## ASSIGNED TASK
Only the count is needed. Count the lines below with the word "TetherUS" in them.

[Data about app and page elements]
──────────────────────────────

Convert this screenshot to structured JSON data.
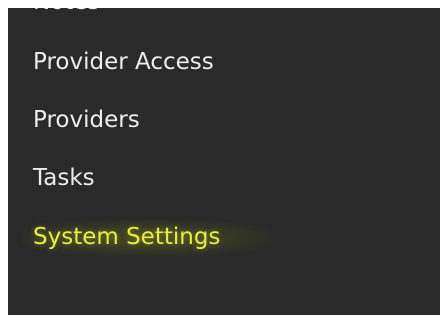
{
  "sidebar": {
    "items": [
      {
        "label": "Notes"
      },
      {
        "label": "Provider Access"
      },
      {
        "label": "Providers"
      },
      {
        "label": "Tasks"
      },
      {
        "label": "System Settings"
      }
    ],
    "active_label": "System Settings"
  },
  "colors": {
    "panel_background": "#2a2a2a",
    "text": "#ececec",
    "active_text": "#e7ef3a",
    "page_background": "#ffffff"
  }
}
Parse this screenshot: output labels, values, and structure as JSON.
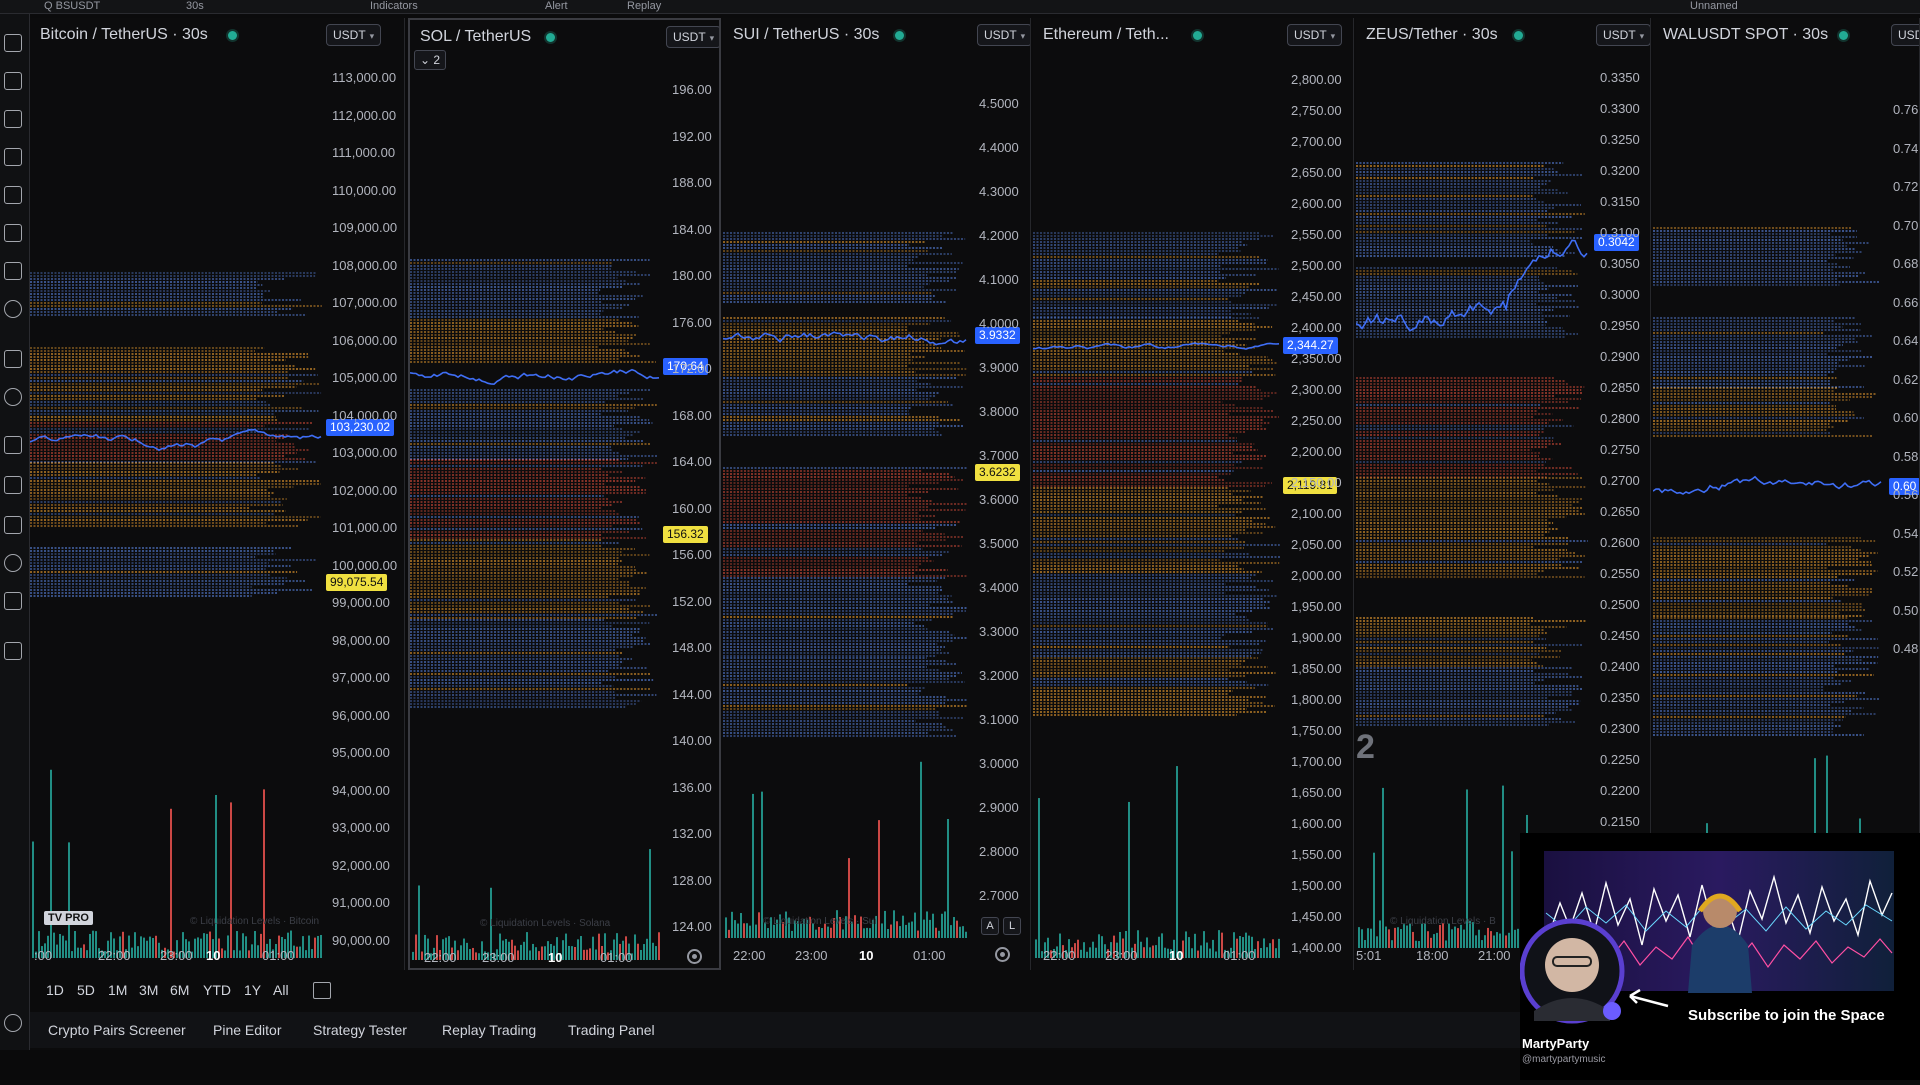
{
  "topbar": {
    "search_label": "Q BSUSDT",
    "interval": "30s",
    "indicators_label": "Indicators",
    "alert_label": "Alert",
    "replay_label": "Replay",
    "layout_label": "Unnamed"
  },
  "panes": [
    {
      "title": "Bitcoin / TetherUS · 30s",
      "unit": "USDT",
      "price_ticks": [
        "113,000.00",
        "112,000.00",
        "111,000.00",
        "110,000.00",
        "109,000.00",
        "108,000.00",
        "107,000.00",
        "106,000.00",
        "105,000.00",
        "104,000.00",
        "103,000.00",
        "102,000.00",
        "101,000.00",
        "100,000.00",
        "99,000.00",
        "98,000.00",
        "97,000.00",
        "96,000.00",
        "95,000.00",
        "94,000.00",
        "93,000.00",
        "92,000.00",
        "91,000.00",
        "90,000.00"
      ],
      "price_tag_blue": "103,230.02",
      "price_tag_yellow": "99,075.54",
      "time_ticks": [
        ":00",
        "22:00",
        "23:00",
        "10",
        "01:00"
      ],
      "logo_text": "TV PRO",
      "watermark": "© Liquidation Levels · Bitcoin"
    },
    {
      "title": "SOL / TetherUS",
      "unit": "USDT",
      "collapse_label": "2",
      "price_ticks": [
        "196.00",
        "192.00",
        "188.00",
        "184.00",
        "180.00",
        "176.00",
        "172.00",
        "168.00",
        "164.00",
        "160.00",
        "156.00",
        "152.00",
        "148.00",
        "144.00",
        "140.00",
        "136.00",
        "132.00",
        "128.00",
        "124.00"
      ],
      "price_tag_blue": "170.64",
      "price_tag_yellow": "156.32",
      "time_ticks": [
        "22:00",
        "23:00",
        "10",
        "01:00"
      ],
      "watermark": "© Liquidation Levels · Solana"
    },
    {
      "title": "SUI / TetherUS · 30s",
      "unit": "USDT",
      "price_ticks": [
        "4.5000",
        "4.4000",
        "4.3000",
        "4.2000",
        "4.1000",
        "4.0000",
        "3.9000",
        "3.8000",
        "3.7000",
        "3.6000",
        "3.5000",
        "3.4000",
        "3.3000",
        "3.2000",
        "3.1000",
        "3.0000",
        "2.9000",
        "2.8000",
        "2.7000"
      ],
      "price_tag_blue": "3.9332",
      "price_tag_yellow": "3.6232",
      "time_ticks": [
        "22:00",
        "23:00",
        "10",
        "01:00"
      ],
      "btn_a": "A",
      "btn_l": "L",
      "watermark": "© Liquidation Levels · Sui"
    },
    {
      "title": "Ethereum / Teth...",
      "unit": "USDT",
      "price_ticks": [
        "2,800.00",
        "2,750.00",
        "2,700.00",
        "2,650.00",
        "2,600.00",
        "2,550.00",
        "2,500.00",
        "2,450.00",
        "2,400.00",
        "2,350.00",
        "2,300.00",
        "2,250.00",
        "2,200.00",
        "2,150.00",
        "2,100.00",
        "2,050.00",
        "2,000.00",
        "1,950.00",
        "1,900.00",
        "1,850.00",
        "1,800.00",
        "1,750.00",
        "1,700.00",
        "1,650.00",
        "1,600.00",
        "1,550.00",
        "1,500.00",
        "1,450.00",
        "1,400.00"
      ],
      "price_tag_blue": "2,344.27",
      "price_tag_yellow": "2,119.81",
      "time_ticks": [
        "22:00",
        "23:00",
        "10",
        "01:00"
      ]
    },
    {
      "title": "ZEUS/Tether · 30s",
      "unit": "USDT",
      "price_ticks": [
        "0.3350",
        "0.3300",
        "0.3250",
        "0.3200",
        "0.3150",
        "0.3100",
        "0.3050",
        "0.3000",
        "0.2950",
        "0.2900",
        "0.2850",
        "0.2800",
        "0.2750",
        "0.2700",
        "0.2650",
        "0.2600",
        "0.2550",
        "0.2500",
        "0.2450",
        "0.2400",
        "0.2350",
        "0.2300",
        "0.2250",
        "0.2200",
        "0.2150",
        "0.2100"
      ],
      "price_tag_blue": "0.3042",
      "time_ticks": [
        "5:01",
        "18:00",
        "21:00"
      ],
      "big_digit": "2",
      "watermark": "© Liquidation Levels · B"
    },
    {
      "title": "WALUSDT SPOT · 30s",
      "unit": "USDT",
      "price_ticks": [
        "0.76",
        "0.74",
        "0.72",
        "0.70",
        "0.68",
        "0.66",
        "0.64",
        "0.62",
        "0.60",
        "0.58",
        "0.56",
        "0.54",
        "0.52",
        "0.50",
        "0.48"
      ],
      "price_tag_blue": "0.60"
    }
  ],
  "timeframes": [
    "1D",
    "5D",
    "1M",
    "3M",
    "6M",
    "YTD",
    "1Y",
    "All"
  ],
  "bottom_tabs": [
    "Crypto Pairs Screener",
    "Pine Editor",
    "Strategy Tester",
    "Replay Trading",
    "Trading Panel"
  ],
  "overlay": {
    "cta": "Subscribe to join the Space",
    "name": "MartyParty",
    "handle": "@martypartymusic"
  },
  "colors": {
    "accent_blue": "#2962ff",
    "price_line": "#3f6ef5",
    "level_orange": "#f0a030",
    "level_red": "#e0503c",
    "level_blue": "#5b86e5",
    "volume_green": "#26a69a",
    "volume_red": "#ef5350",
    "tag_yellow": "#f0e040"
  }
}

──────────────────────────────

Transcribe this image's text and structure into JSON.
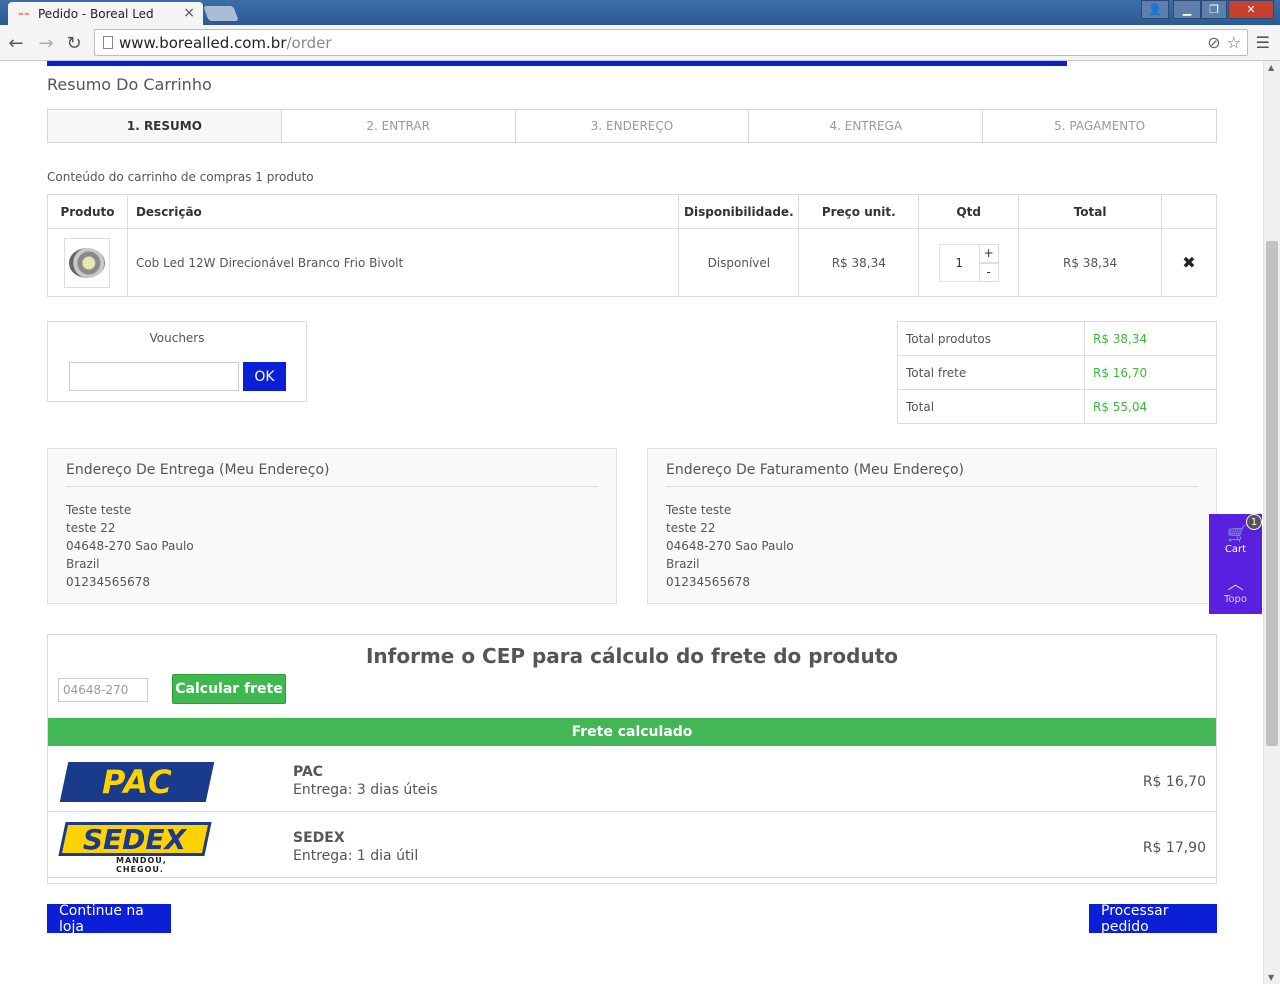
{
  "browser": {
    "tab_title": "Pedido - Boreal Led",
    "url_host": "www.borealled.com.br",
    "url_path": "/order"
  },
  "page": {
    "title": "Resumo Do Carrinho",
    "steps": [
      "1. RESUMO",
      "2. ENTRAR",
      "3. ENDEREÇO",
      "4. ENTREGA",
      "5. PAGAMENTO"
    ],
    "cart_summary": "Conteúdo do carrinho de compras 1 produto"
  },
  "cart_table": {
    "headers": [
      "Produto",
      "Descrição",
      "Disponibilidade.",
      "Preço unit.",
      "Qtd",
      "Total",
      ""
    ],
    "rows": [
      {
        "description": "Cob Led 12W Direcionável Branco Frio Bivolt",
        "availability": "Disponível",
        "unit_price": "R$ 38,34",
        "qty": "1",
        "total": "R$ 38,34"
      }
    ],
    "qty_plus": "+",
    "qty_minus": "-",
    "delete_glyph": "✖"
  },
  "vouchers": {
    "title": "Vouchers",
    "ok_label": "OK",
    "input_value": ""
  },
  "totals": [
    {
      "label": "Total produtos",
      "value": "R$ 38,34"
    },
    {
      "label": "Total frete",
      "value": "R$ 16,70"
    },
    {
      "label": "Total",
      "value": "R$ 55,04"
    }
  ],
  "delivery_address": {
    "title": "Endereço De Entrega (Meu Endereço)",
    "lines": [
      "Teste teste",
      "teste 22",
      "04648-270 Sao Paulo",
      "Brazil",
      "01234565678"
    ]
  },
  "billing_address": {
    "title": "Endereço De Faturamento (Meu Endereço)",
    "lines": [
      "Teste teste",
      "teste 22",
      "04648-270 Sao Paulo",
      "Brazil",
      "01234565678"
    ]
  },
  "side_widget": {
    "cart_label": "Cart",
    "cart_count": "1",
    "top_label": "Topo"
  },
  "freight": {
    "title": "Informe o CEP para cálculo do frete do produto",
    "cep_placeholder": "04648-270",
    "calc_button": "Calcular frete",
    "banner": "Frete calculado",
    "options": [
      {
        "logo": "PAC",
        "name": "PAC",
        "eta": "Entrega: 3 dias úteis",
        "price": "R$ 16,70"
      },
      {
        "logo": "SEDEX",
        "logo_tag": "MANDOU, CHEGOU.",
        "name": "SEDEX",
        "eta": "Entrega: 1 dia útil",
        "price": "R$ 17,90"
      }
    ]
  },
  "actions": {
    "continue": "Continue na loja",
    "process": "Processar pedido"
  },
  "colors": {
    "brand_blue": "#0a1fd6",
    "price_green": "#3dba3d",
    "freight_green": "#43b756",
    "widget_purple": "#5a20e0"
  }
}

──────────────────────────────

## OUTPUT FOR THIS EXERCISE
3